Do they need to be RVIA certified? Not necessarily. For some customers it’s important to get an RV loan to purchase the house, but RVIA certification doesn’t operate as a stamp of quality workmanship. RVIA certification was designed for spaces that are meant to be used occasionally and not as full time homes – which is how many people are using their tiny houses on wheels. RVIA certification does promote certain health and safety requirements, but skips others that we think are pretty important – such as the use of interior products made with toxic chemicals that will be off-gassing into your tiny breathing space for years to come. We encourage people to do their own research on what RVIA certification offers them, but we also caution that “RVIA certified” does not mean “high quality tiny house certified.”
Be An Educated Buyer
Educate yourself and take a workshop on building a tiny house – even if you’re not building yourself. It will arm you with the right questions to ask, and help you decipher whether to call back that Craigslist contractor who said he could build you anything.
Do your homework about legality and parking. Tiny homes are not legal permanent residences in most places. The TV shows gloss over this finer point, but it’s true. Yes, there are plenty of people living in tiny houses, and there are areas in the country that are beginning to allow them, but for the most part they are still not legal and are subject to county code violations.
Many tiny house folks are interested in using salvaged materials to save money or get a unique look for their house, but know that you’ll have to pay more for labor to have them installed. Salvaged goods are great, but they often take extra elbow grease to work with. If your builder says using salvaged materials will cost more, they’re not ripping you off, they’re just being honest.
Throughout the shopping and building process, be kind and respect other people’s time. Builders are people too, and they’re usually doing the best they can and not trying to rip anyone off. But in this new and confusing market, it’s your responsibility to be a smart shopper. Do thorough research on your builder, educate yourself about the process, and you should be able to find someone to build you a solid tiny house that should last for many years.
Tiny House Designs By Shelter Wise
Shelter Wise offers DIY tiny house builders many great designs to work from. Five different Shelter Wise tiny house plan sets are available from PAD Tiny Houses.
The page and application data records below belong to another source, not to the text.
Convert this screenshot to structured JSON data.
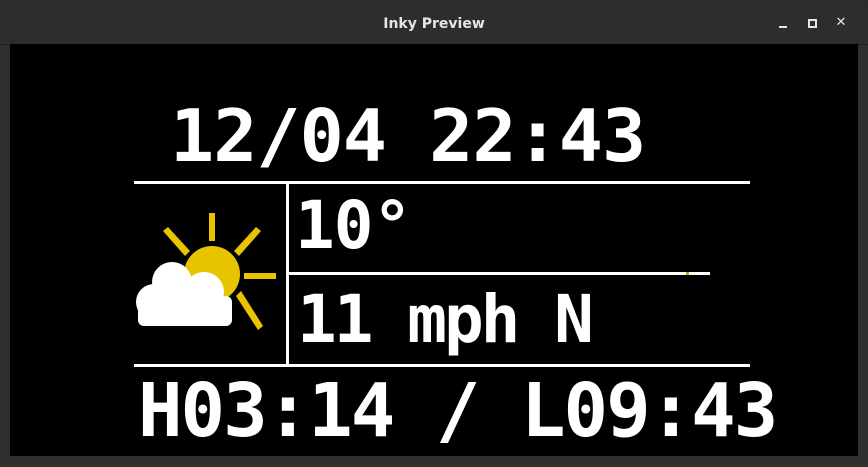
{
  "window": {
    "title": "Inky Preview",
    "controls": {
      "minimize": "–",
      "maximize": "□",
      "close": "✕"
    }
  },
  "display": {
    "datetime": "12/04 22:43",
    "temperature": "10°",
    "wind": "11 mph N",
    "tides": "H03:14 / L09:43",
    "weather_icon": "partly-cloudy-icon",
    "colors": {
      "background": "#000000",
      "foreground": "#ffffff",
      "sun": "#e8c400"
    }
  }
}
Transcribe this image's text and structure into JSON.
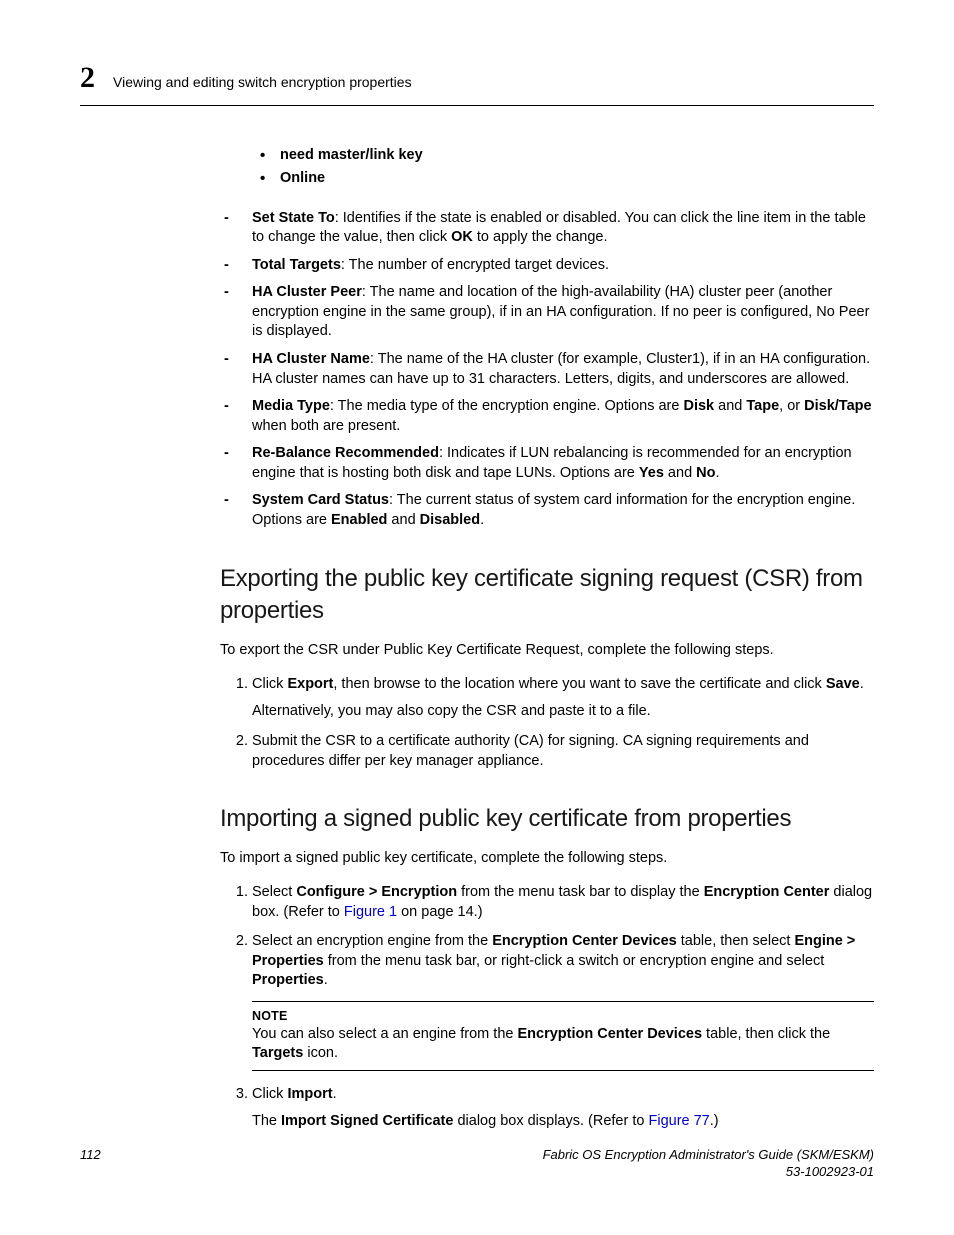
{
  "header": {
    "chapter_number": "2",
    "chapter_title": "Viewing and editing switch encryption properties"
  },
  "sub_bullets": [
    "need master/link key",
    "Online"
  ],
  "dashes": {
    "set_state": {
      "label": "Set State To",
      "text": ": Identifies if the state is enabled or disabled. You can click the line item in the table to change the value, then click ",
      "ok": "OK",
      "text2": " to apply the change."
    },
    "total_targets": {
      "label": "Total Targets",
      "text": ": The number of encrypted target devices."
    },
    "ha_peer": {
      "label": "HA Cluster Peer",
      "text": ": The name and location of the high-availability (HA) cluster peer (another encryption engine in the same group), if in an HA configuration. If no peer is configured, No Peer is displayed."
    },
    "ha_name": {
      "label": "HA Cluster Name",
      "text": ": The name of the HA cluster (for example, Cluster1), if in an HA configuration. HA cluster names can have up to 31 characters. Letters, digits, and underscores are allowed."
    },
    "media": {
      "label": "Media Type",
      "text1": ": The media type of the encryption engine. Options are ",
      "disk": "Disk",
      "and": " and ",
      "tape": "Tape",
      "or": ", or ",
      "disktape": "Disk/Tape",
      "text2": " when both are present."
    },
    "rebalance": {
      "label": "Re-Balance Recommended",
      "text1": ": Indicates if LUN rebalancing is recommended for an encryption engine that is hosting both disk and tape LUNs. Options are ",
      "yes": "Yes",
      "and": " and ",
      "no": "No",
      "dot": "."
    },
    "syscard": {
      "label": "System Card Status",
      "text1": ": The current status of system card information for the encryption engine. Options are ",
      "enabled": "Enabled",
      "and": " and ",
      "disabled": "Disabled",
      "dot": "."
    }
  },
  "section1": {
    "title": "Exporting the public key certificate signing request (CSR) from properties",
    "intro": "To export the CSR under Public Key Certificate Request, complete the following steps.",
    "step1": {
      "p1a": "Click ",
      "export": "Export",
      "p1b": ", then browse to the location where you want to save the certificate and click ",
      "save": "Save",
      "dot": ".",
      "p2": "Alternatively, you may also copy the CSR and paste it to a file."
    },
    "step2": "Submit the CSR to a certificate authority (CA) for signing. CA signing requirements and procedures differ per key manager appliance."
  },
  "section2": {
    "title": "Importing a signed public key certificate from properties",
    "intro": "To import a signed public key certificate, complete the following steps.",
    "step1": {
      "a": "Select ",
      "menu": "Configure > Encryption",
      "b": " from the menu task bar to display the ",
      "center": "Encryption Center",
      "c": " dialog box. (Refer to ",
      "ref": "Figure 1",
      "d": " on page 14.)"
    },
    "step2": {
      "a": "Select an encryption engine from the ",
      "devices": "Encryption Center Devices",
      "b": " table, then select ",
      "engprop": "Engine > Properties",
      "c": " from the menu task bar, or right-click a switch or encryption engine and select ",
      "props": "Properties",
      "dot": "."
    },
    "note": {
      "label": "NOTE",
      "a": "You can also select a an engine from the ",
      "devices": "Encryption Center Devices",
      "b": " table, then click the ",
      "targets": "Targets",
      "c": " icon."
    },
    "step3": {
      "a": "Click ",
      "import": "Import",
      "dot": ".",
      "p2a": "The ",
      "dlg": "Import Signed Certificate",
      "p2b": " dialog box displays. (Refer to ",
      "ref": "Figure 77",
      "p2c": ".)"
    }
  },
  "footer": {
    "page": "112",
    "title": "Fabric OS Encryption Administrator's Guide (SKM/ESKM)",
    "docnum": "53-1002923-01"
  }
}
Here’s a quick guide to Shelter Wise’s work:
The Cider Box Tiny House has a double loft option as well, and a full kitchen, and even space for laundry. The plans available from PAD include designs for a 20 and 24 foot house.
The Bunk Box Tiny House uses unique construction techniques to create an extra-spacious interior and a cool industrial-chic feel. You’ll love the extra head height in the loft, too!
The Salsa Box Tiny House is super compact, super mobile and super affordable – the materials cost just $8,000, including the trailer!
The Miter Box Tiny House has a great, modern feel, with a mix of warm wood and cool metal details. And the dining area is sized to convert into a second full bed to squeeze in overnight guests!
You can also contact Shelter Wise today to inquire about ordering a professionally-made Hikari Box or Cider Box Tiny House, or to schedule a one on one consultation with Derin for his unique technical expertise.